The palaka is a traditional Hawaiian shirt that finds its origins in the shirts worn by English and American sailors landing in Hawaii (then known as the Sandwich Islands) in the early 1800s. These sailor's shirts had a loose fit, long sleeves, and were worn untucked. (Sounds like the palaka might also have inspired the style of the Aloha shirt, doesn’t it?) Unlike the light, colorful kimono fabric used for the Aloha shirt, the palaka was woven of heavy duty, cotton twill fabric, yarn-dyed in a plaid design. This sturdy fabric was soon traded between sailors and local Hawaiians, and the palaka eventually became the standard work shirt for plantation workers and paniolos. As detailed in Dale Hope's book, "The Aloha Shirt:"
"The 1932 Trade, Commercial, and Industrial Development Committee of the Honolulu Chamber of Commerce reported that '[f]or years the laborer has worn a palaka to work, it has been part of the cowboy's picturesque costume, and stevedores have worn them on the docks. In recent years the smart set of Hawaii have annexed the palaka . . . to their wardrobes. Boys and girls wear them to school, to play, to football games, to parties; the younger set wear them to house parties, to cocktail parties, and beach parties.'"

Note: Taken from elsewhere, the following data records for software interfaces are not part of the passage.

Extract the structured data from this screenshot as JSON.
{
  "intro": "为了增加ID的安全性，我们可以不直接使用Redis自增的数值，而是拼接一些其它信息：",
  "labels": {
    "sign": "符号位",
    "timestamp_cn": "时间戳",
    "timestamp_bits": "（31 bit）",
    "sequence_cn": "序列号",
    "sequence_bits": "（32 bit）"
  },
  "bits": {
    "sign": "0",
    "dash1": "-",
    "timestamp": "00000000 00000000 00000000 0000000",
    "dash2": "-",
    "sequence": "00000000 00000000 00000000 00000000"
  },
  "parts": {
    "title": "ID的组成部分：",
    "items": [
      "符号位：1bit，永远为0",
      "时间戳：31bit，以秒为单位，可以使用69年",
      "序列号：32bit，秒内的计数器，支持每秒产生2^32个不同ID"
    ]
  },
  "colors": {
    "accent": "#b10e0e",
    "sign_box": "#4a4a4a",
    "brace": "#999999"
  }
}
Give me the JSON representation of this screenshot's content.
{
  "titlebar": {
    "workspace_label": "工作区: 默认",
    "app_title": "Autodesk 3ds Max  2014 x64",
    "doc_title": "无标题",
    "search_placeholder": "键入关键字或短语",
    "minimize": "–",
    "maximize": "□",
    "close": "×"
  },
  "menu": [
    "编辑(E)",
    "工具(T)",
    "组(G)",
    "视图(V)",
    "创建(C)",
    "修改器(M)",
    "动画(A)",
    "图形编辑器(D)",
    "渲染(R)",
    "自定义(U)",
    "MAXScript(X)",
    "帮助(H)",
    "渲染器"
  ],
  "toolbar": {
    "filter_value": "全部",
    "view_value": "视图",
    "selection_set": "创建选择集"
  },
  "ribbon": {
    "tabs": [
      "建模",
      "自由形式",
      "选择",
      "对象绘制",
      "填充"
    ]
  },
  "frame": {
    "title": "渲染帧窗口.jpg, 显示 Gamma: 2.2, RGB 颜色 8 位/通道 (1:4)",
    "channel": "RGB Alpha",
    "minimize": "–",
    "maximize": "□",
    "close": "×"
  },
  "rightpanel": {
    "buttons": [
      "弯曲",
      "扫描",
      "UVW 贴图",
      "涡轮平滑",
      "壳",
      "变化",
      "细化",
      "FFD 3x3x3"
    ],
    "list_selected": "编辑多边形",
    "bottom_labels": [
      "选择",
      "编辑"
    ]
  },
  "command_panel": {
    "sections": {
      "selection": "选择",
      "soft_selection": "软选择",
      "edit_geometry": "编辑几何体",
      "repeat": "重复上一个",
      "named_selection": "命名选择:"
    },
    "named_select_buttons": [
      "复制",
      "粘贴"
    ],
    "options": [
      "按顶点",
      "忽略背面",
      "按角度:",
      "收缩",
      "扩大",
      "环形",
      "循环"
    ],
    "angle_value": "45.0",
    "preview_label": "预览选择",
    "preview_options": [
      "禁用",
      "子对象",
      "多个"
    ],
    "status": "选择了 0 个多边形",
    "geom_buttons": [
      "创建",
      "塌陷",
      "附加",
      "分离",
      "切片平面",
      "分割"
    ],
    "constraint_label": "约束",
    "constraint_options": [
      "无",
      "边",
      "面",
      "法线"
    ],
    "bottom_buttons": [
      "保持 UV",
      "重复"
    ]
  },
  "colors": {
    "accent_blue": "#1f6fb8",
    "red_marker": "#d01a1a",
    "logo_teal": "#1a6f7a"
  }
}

The palaka is the true Hawaiian work-party fabric (perfect for pau hana). Our palaka fabric is inspired by an old pineapple worker's jacket owned by Dale Hope. But rather than using a stiff and heavy fabric, our palaka is made of our lightweight and versatile Cowboy Cloth, while retaining the original’s colors and twill weave.